• MATERIAL FOR THE TASK:

=-=-=

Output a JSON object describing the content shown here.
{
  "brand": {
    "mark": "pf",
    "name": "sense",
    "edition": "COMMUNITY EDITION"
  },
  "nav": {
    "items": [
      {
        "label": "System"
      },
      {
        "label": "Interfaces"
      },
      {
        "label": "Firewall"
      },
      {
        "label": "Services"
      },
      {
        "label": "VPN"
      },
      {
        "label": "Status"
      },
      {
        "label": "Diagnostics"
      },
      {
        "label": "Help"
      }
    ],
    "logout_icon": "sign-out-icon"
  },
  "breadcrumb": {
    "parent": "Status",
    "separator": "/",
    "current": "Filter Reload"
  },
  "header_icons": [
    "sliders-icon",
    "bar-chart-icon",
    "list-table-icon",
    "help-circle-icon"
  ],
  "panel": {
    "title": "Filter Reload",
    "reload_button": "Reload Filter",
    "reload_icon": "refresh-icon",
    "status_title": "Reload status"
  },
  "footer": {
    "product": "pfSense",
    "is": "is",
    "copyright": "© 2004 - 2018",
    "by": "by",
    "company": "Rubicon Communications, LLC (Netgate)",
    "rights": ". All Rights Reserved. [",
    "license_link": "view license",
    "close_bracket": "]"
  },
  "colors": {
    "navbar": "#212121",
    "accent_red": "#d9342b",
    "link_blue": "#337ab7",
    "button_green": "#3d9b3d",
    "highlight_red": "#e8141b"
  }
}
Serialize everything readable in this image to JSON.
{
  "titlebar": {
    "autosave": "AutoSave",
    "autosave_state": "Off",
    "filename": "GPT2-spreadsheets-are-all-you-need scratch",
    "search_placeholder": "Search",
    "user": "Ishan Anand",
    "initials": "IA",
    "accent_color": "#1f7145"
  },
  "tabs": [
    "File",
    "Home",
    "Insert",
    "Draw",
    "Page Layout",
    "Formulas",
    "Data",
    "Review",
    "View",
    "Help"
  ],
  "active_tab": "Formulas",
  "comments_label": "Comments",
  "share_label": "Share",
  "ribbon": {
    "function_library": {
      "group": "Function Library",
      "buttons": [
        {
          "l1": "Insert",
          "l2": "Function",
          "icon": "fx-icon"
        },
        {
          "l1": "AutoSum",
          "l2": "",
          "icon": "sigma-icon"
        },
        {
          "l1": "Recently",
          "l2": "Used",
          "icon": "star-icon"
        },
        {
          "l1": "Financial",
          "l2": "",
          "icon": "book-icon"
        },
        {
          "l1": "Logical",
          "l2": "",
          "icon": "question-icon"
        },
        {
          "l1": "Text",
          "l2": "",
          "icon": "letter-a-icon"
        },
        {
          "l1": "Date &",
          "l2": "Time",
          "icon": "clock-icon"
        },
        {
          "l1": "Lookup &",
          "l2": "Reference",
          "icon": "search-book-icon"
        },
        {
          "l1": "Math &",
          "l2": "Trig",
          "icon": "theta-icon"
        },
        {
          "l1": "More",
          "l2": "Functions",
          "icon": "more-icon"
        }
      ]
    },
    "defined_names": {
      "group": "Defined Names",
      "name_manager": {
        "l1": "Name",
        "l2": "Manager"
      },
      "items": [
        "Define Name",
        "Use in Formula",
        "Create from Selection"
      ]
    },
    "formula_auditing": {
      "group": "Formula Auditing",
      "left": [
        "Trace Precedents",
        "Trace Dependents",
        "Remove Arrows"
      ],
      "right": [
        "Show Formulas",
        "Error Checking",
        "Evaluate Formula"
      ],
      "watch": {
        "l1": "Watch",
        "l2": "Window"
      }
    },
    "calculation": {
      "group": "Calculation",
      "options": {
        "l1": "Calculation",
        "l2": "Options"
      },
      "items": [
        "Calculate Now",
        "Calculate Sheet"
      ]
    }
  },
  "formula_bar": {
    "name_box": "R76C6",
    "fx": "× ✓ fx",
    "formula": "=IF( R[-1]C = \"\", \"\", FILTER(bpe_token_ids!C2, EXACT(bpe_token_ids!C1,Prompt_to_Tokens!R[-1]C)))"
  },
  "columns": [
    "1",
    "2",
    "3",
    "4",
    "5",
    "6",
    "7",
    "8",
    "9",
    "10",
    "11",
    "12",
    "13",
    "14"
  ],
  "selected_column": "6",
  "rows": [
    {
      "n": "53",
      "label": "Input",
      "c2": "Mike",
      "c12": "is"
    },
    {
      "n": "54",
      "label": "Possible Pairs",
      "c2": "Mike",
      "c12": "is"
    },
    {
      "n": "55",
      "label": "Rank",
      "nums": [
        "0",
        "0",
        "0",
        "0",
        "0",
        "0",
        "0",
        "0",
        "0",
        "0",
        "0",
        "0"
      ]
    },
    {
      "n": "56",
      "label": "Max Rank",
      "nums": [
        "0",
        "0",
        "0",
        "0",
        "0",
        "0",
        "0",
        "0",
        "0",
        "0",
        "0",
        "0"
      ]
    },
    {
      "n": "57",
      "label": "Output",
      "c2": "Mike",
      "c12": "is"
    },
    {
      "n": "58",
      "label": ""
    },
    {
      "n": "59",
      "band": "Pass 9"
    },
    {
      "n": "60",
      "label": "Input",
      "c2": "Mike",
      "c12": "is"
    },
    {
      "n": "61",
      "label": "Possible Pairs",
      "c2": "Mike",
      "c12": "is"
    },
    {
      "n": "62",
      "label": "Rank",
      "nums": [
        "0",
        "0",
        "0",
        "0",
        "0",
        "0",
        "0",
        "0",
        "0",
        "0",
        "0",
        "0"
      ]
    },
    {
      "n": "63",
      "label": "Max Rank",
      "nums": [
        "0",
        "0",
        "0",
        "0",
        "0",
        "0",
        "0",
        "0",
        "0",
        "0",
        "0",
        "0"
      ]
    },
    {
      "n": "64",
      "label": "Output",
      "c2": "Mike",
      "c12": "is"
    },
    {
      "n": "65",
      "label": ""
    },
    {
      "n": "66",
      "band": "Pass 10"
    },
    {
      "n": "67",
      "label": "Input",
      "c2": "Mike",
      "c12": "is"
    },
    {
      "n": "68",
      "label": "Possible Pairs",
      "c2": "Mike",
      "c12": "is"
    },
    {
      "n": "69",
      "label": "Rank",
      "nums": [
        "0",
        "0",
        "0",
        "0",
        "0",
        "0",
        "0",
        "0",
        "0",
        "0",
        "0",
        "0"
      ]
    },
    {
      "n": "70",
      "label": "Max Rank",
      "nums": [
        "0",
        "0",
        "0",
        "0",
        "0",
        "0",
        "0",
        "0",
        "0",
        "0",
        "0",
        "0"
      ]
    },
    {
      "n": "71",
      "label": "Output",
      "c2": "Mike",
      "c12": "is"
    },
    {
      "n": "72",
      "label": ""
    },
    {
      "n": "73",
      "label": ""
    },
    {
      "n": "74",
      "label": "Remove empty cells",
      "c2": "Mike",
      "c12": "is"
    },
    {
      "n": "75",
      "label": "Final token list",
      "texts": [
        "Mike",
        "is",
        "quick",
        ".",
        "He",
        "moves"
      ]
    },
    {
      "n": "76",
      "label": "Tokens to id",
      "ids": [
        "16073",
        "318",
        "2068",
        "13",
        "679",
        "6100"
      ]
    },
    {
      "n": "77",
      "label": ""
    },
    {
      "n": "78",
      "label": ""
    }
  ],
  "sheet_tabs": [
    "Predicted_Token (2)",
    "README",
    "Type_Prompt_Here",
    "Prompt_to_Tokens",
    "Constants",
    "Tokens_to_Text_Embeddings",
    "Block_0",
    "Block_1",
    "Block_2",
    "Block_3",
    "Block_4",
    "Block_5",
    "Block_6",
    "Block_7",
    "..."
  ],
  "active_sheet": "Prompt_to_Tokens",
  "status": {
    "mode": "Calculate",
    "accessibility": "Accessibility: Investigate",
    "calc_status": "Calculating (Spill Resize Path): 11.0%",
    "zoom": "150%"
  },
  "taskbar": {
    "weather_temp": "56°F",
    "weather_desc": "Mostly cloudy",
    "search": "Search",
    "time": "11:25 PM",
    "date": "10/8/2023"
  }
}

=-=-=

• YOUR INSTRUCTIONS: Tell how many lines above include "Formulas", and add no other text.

• ANSWER SECTION: 3